U.S. force in Afghanistan may be smaller than expected after 2014


Via Kevin Frayer/Associated Press

Despite some commanders saying more U.S. troops are needed in Afghanistan, President Obama could very well keep the numbers much lower than they'd prefer, per the L.A. Times:

The Obama administration plans on keeping 6,000 to 9,000 U.S. troops in Afghanistanafter 2014, fewer than previously reported, and will confine most of them to fortified garrisons near the capital, leaving Afghan troops largely without American advisors in the field to fight a still-powerful insurgency, U.S. officials said.

Although it is not final, contours of the plan have become increasingly clear in the weeks since President Obama's reelection. Officials close to the discussions say the final U.S. presence will be substantially smaller than the 15,000 troops senior commanders have sought to keep after most of the 68,000 remaining American troops leave in the next two years. [...]

Bagram will become the hub for U.S. special operations teams charged with tracking and killing members of Al Qaeda and other terrorist groups, the chief American military mission after the drawdown. Bagram also will be the main air base for U.S. drones and other combat aircraft in Afghanistan, the officials said.

Zero troops would be a good number, too.

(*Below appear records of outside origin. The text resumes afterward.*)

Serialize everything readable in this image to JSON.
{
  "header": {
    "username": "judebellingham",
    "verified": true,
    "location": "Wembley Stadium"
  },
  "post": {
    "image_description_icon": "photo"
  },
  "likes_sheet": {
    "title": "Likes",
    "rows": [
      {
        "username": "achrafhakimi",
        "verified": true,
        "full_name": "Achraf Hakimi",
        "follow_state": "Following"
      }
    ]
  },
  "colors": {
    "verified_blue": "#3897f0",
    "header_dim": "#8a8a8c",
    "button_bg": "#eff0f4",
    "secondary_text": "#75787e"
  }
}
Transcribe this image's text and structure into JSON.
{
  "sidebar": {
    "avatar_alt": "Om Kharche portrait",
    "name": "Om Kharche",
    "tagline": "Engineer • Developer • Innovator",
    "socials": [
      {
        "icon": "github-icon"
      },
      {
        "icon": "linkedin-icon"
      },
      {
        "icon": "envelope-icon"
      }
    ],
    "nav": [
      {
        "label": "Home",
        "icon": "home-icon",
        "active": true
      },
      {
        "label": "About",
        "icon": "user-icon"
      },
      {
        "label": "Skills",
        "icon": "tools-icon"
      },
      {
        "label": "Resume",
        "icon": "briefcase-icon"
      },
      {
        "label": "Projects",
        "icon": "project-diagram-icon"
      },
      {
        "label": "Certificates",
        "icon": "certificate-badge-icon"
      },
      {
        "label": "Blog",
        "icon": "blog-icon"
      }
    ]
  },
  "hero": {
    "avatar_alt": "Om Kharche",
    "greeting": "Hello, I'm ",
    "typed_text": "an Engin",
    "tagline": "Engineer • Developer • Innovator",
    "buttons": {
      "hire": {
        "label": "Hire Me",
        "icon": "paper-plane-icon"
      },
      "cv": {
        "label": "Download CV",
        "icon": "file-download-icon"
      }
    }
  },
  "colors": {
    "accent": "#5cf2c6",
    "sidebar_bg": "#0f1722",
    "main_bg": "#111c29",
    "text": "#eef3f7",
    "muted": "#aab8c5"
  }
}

In fact, it seems President Obama agrees, but unfortunately, that's just wishful thinking:

"One of the things that Obama and Karzai have always agreed on is the need for a reduced force presence," a U.S. official said. "I could see them both wanting zero, but at the end of the day I don't think that will happen."

Details here.